After getting a bunch of great publicity (thanks Techcrunch, SMH and many others) over the last few days following our funding announcement, I’ve been inundated by recruiters reaching out to let me know about the great candidates they have.
The reply to all of them is the same: we don’t work with recruiters.
I’ve got a bunch of friends who work in the HR and recruiting sector so this isn’t a professional slight, but more a wake up call for the many bottom feeders out there trying to professionally pimp.
There’s two reasons for this: candidate motivation and agency conflict.
Firstly, if someone really wants to work with us and be part of an ambitious startup revolutionizing how the millions of small and medium professionals out there manage their client work and businesses, there is a very easy way to tell us – email email@example.com. We also have a great Careers page listing lots of positions and we’re always looking for great people.
If someone would truly like to join a company like ours, the channel really couldn’t be easier. In this context, a recruiter isn’t adding any value on this end and so we don’t think it is right to spend 15%-25% on top of that person’s salary feeding the recruiter for holding back a candidate like they own them and only making introductions to those that want to pay the pimp fee. We’re a startup, cash is our survival lifeblood to achieve our mission, and I’m sure candidates would rather have that money spent on perks they’ll will appreciate and enjoy.
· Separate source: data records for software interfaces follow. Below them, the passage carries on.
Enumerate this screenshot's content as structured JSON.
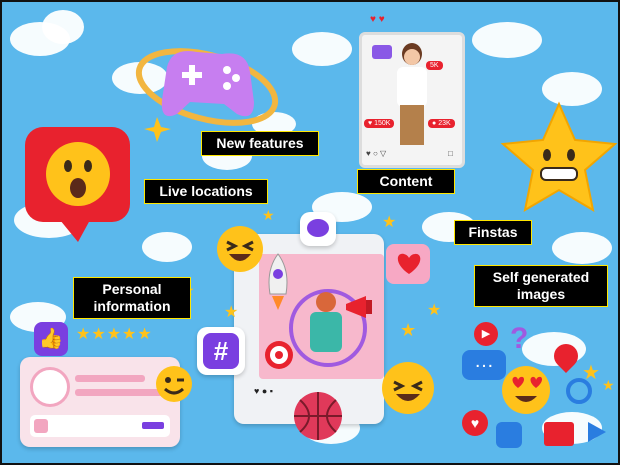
{
  "labels": {
    "new_features": "New features",
    "live_locations": "Live locations",
    "content": "Content",
    "finstas": "Finstas",
    "personal_information": "Personal information",
    "self_generated_images": "Self generated images"
  },
  "post_stats": {
    "likes": "150K",
    "comments": "23K",
    "followers": "5K"
  },
  "colors": {
    "sky": "#5bb8ec",
    "label_bg": "#000000",
    "label_text": "#ffffff",
    "label_border": "#ffe600",
    "accent_pink": "#f7a8c4",
    "accent_red": "#e8222e",
    "accent_purple": "#7a3fe0",
    "star_yellow": "#ffc21a"
  },
  "icons": [
    "game-controller-icon",
    "speech-bubble-shocked-icon",
    "star-face-icon",
    "laughing-emoji-icon",
    "heart-bubble-icon",
    "chat-bubble-icon",
    "rocket-icon",
    "megaphone-icon",
    "hashtag-icon",
    "target-icon",
    "basketball-icon",
    "thumbs-up-icon",
    "heart-eyes-emoji-icon",
    "location-pin-icon",
    "magnifier-icon"
  ]
}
There’s a concept I learned in business school called Agency Conflict that’s a really big issue that is at the rotting heart of many industries. Also known as the Agency Problem or the Principal-Agent Problem, the short version is that someone (or some group) charge another person (or group), known as the agent to be responsible for safeguarding their interests. Agency conflict occurs where the agent has a different incentive or motivation than the person who’s trusting them to look after their interests – whether it be the CEO who says no to a great take-over offer because they want to protect their job at the expense of the shareholders, or the financial planner who recommends an investment over another because it pays a better commission (which has regularly ended in tears).
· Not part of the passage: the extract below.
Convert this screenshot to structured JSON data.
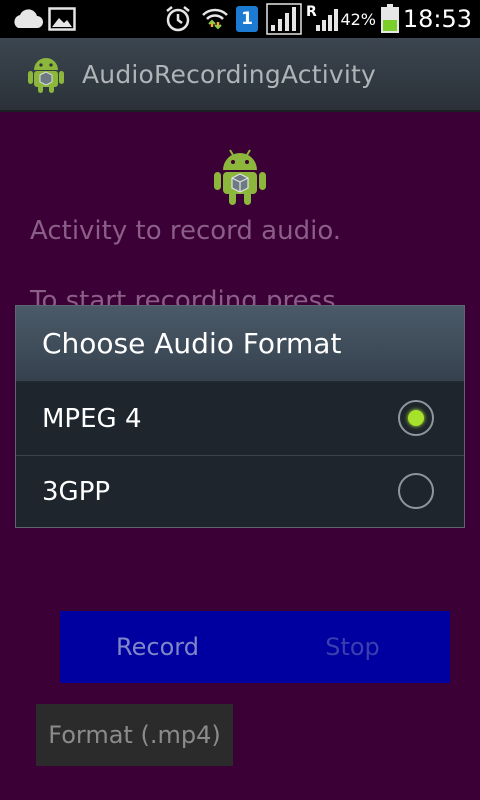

In the case of a recruiter who’s emailing someone like me telling me they’ve got some great people who would love to work for our company, this is a really big deal and presents a moral conflict I’m not prepared to enable. If you’re *really* working for a person, then you should be obliged to do what’s best for that person. Holding people back (either by not telling them about a position, or by mentioning “people” but refusing to then make an introduction or sending redacted resumes until you get a commitment to make a cut on their first year salary) is classic agency conflict – the recruiter is putting their own financial interest over the interests of the people who are trusting them to be helped.
Now, of course, the recruiters emailing prolifically offering “their people” over the last week might indeed be going back to their clients and saying “hey, these guys don’t work with recruiters, but they’d probably be a good fit, but you’re on your own if you want to apply” – I really hope they are, so they can sleep well at night.
Some folks will understandably be thinking “well, hang on, how are recruiters supposed to make money then?” I don’t know what the answer is. Since they’re working as an agent of the person looking for a job, then perhaps the candidate should be paying them for their services – or at least telling them they’ll come across dozens of great jobs they won’t be passing back to the candidate or making introductions on because the agent is looking after themselves first. Or perhaps the answer is to have a general “finders fee” whether it be paid to a recruiter who makes the connection or an internal team member who recommends a successful candidate. I don’t know – I just know our response to recruiters offering “their people” is going to be the same – we don’t work with recruiters who put their own interests ahead of their client’s.